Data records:
---*---

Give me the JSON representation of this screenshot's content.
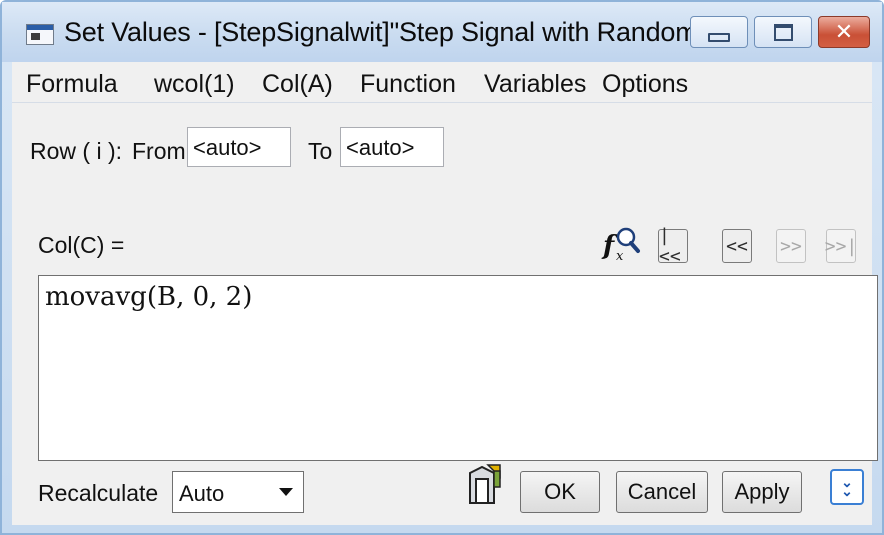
{
  "window": {
    "title": "Set Values - [StepSignalwit]\"Step Signal with Random N...",
    "controls": {
      "minimize": "minimize-icon",
      "maximize": "maximize-icon",
      "close": "close-icon"
    }
  },
  "menu": {
    "items": [
      "Formula",
      "wcol(1)",
      "Col(A)",
      "Function",
      "Variables",
      "Options"
    ]
  },
  "row_range": {
    "label": "Row ( i ):",
    "from_label": "From",
    "from_value": "<auto>",
    "to_label": "To",
    "to_value": "<auto>"
  },
  "formula": {
    "column_label": "Col(C) =",
    "text": "movavg(B, 0, 2)",
    "nav": {
      "first": "|<<",
      "prev": "<<",
      "next": ">>",
      "last": ">>|"
    }
  },
  "footer": {
    "recalculate_label": "Recalculate",
    "recalculate_value": "Auto",
    "ok_label": "OK",
    "cancel_label": "Cancel",
    "apply_label": "Apply"
  },
  "colors": {
    "title_gradient": "#cadcf0",
    "client_bg": "#f0f0f0",
    "close_button": "#c95036",
    "expand_accent": "#3a7fd4"
  }
}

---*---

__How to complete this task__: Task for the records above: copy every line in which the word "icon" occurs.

__Exercise answer__:
      "minimize": "minimize-icon",
      "maximize": "maximize-icon",
      "close": "close-icon"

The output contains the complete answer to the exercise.